Still, others thought that Justin Trudeau might pursue an independent direction for Canada’s foreign policy and unilaterally end the extradition process against Meng. According to Canada’s Extradition Act, the Minister of Immigration can—according to the rule of law—terminate an extradition proceeding at any point with a stroke of his pen. The prime minister has come under pressure from old Liberal Party stalwarts, former cabinet ministers, and retired judges and diplomats, who publicly urged him to release Meng and reset relations with China, Canada’s second largest trading partner. They hoped that by releasing Meng, Trudeau might secure the freedom of Michael Spavor and Michael Kovrig, who were arrested on espionage charges and detained in China in December 2018.
Two months ago, Meng’s lawyer applied for a loosening of her bail conditions to allow her to move around the Vancouver region unescorted during the day. Currently, she is monitored around the clock by private security guards and is tracked by an ankle monitoring device. For this surveillance, she pays more than $3,000 per day.
The economic cost to Canada of deteriorating relations with China, however, has meant losses in the hundreds of millions of dollars for Canadian farmers and fishers, as well as the termination of a Sino-Canadian project to make COVID-19 vaccines in Canada.

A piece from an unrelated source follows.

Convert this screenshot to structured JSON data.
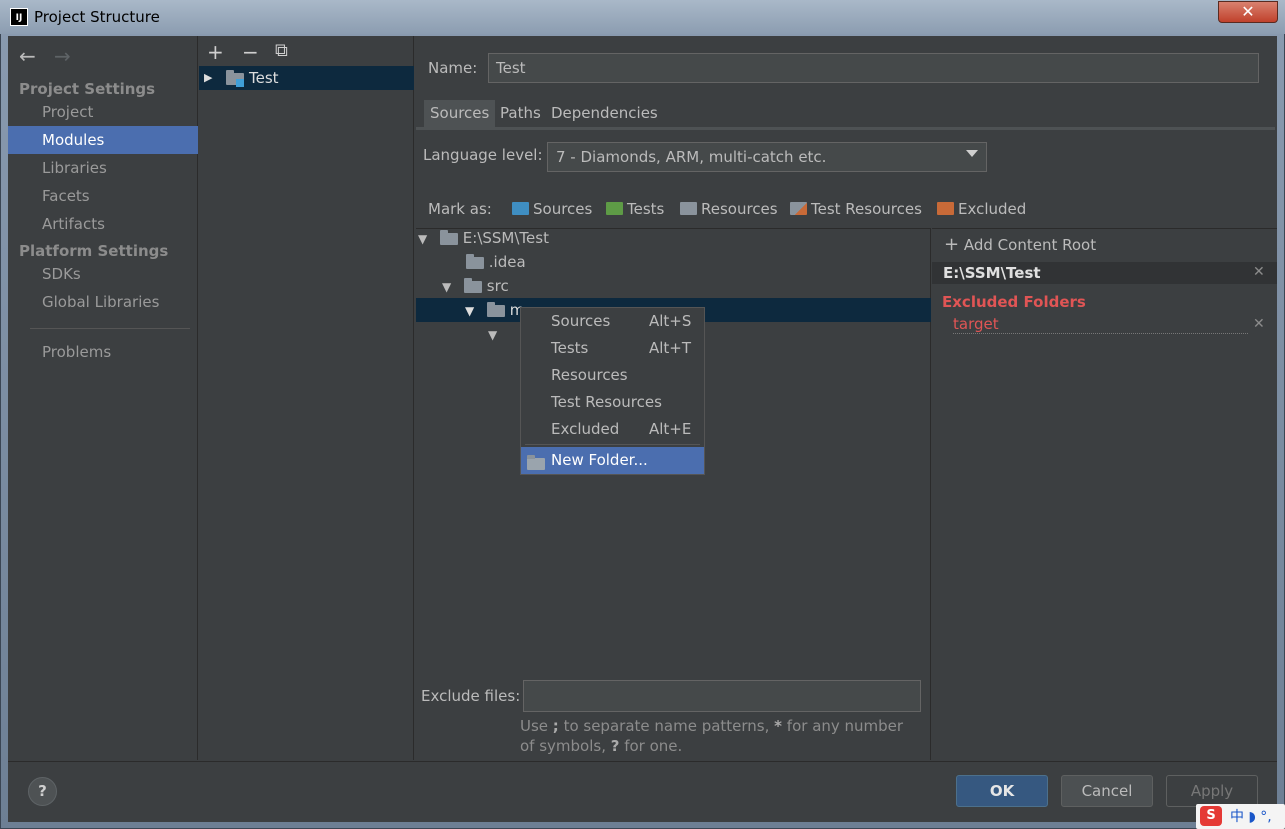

But that picture will worsen if the Trudeau government gives into the warnings of the Five Eyes Intelligence Network, as expressed in a letter addressed to the prime minister in 2018 from US Senators Marco Rubio and Mark Warner (just six weeks before Meng’s arrest), urging Trudeau to exclude Huawei from the deployment of a 5G network in Canada. Such an exclusion, according to Dr. Atif Kubursi, Professor Emeritus of Economics at McMaster University, would be a clear violation of WTO rules. It would also further estrange Canada from positive diplomatic and economic relations with China, which now boasts the largest trading economy in the world.
Canadians are increasingly alarmed by what many academics and journalists have called a ‘new Cold War’ with China. On February 22, the House of Commons will vote on a Conservative motion officially declaring China’s treatment of its Uighur Muslim minority population a genocide, despite the fact that scholars consider the label of genocide debatable in the case of Chinese persecution of the Uighurs and the specific charge of genocide relies heavily on dubious evidence compiled by Adrian Zenz, a far-right Christian fundamentalist who has said he is “led by God” against China’s government.
What’s more, On February 9, Green Party leader Annamie Paul called for the 2022 Winter Olympics in Beijing to be relocated to Canada. Her proposal was endorsed by Conservative Party leader Erin O’Toole, as well as several MPs. For his part, on February 4, Canada’s immigration minister, Marco Mendicino, announced that Hong Kong residents will be able to apply for new open work permits as part of its program to create pathways towards Canadian citizenship. Mendicino noted, “Canada continues to stand shoulder to shoulder with the people of Hong Kong, and is deeply concerned about the new National Security Law and the deteriorating human rights situation there.”
Cold wars between nuclear-armed military alliances can easily turn into hot wars. That’s why Canada should release Meng and chart a new course for relations with China—before it’s too late.
Please join the cross-Canada campaign to free Meng Wanzhou at a panel discussion on March 1, featuring author William Ging Wee Dere, professor Justin Podur, and economic commentator and activist John Ross. For more information, please click here.
Ken Stone is a longtime anti-war, anti-racist, environmental, and social justice advocate based in Hamilton. He is Treasurer of the Hamilton Coalition To Stop The War and a Steering Committee member of the cross-Canada campaign to free Meng Wanzhou.